LAS VEGAS -- Hundreds of Nevadans are at work installing 80,000 solar panels near Primm, Nevada. The new solar power plant is set to power thousands of Nevada homes.
The sound of power drills and hammers are rarely heard in southern Nevada since the economy soured and most construction came to a halt. But one can hear those sounds loud and clear at the Silver State North Solar project which will eventually produce enough electricity to power more than 8,000 Nevada homes.
Two-thirds of the 250 workers on the site are from Nevada's IBEW union halls. Secretary of the Interior Ken Salazar greeted the workers Tuesday and reminded them of the importance of this particular job.
"First Solar has won this race with the Chinese here and that's because they're able to manufacture the thin-film technology that they have here in a way that is cost competitive," Salazar said.
"It will be the largest solar photovoltaic project in Nevada by a factor of three," First Solar Vice President Frank Derosa said.
There are already plans for expansion that include designs to build a neighboring solar plant within a few years.
"Right now, 15 percent of our energy has to come from renewable's. That's the case for 2011 and 2012. That grows to 25 percent by 2025," said NV Energy CEO Michael Yackira.
"The Congressional delegation should embark on developing a long-term energy policy that supports this kind of energy because this is what will bring energy independence to the United States of America. We know we can do it; the question is whether Washington has the will to get it done," Salazar said.
Green energy is more expensive to produce because it doesn't cause pollution. As a result, the green energy charges on NV Energy bills will remain.
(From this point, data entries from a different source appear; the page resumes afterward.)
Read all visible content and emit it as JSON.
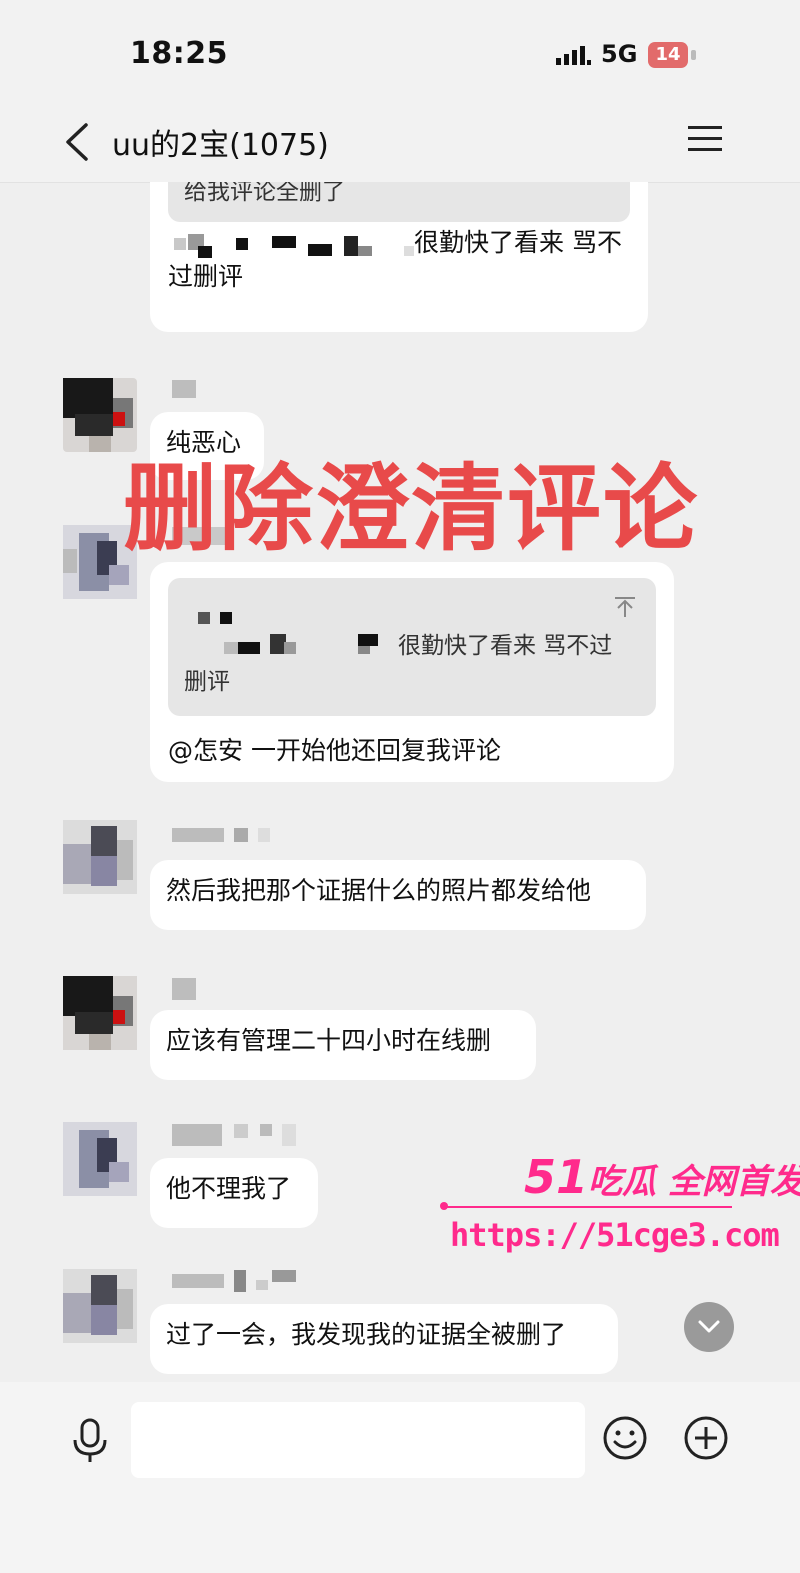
{
  "status_bar": {
    "time": "18:25",
    "network": "5G",
    "battery": "14"
  },
  "header": {
    "title": "uu的2宝(1075)",
    "back_icon": "chevron-left-icon",
    "menu_icon": "hamburger-menu-icon"
  },
  "messages": [
    {
      "quote": "给我评论全删了",
      "text_line1": "很勤快了看来 骂不",
      "text_line2": "过删评"
    },
    {
      "text": "纯恶心"
    },
    {
      "quote_line1": "很勤快了看来 骂不过",
      "quote_line2": "删评",
      "text": "@怎安 一开始他还回复我评论"
    },
    {
      "text": "然后我把那个证据什么的照片都发给他"
    },
    {
      "text": "应该有管理二十四小时在线删"
    },
    {
      "text": "他不理我了"
    },
    {
      "text": "过了一会，我发现我的证据全被删了"
    }
  ],
  "overlay_caption": "删除澄清评论",
  "watermark": {
    "brand_number": "51",
    "brand_text": "吃瓜 全网首发",
    "url": "https://51cge3.com"
  },
  "composer": {
    "input_value": "",
    "mic_icon": "microphone-icon",
    "emoji_icon": "smiley-icon",
    "plus_icon": "plus-circle-icon",
    "scroll_icon": "chevron-down-icon"
  },
  "colors": {
    "overlay": "#e84a4a",
    "watermark": "#ff2a8c",
    "battery": "#e26b6b",
    "background": "#efefef"
  }
}
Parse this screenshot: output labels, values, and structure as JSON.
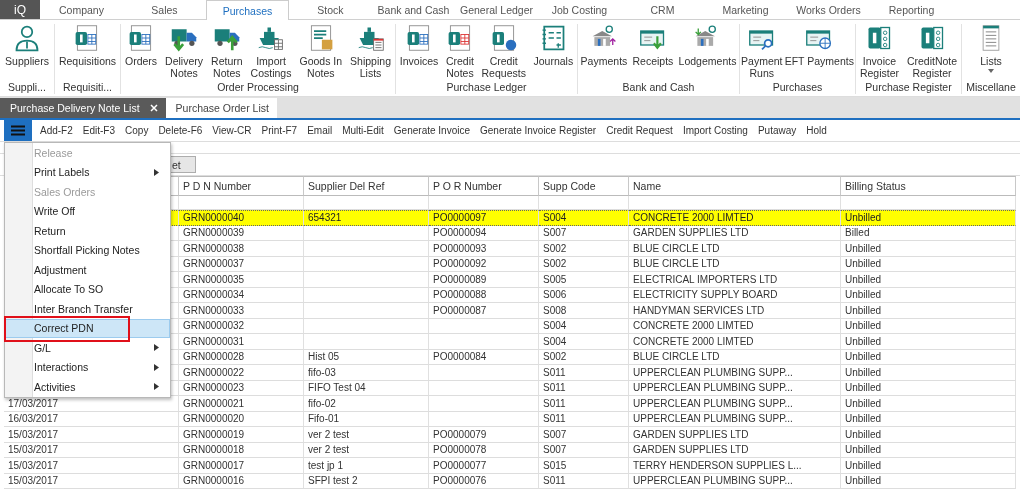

First Solar does receive a 30 percent federal investment tax credit until the end of 2016. It drops down to 10 percent after that. Senator Reid's office said the project was possible after the senator fast-tracked the use of federal BLM land for solar power. The plant will be running at the end of 2011.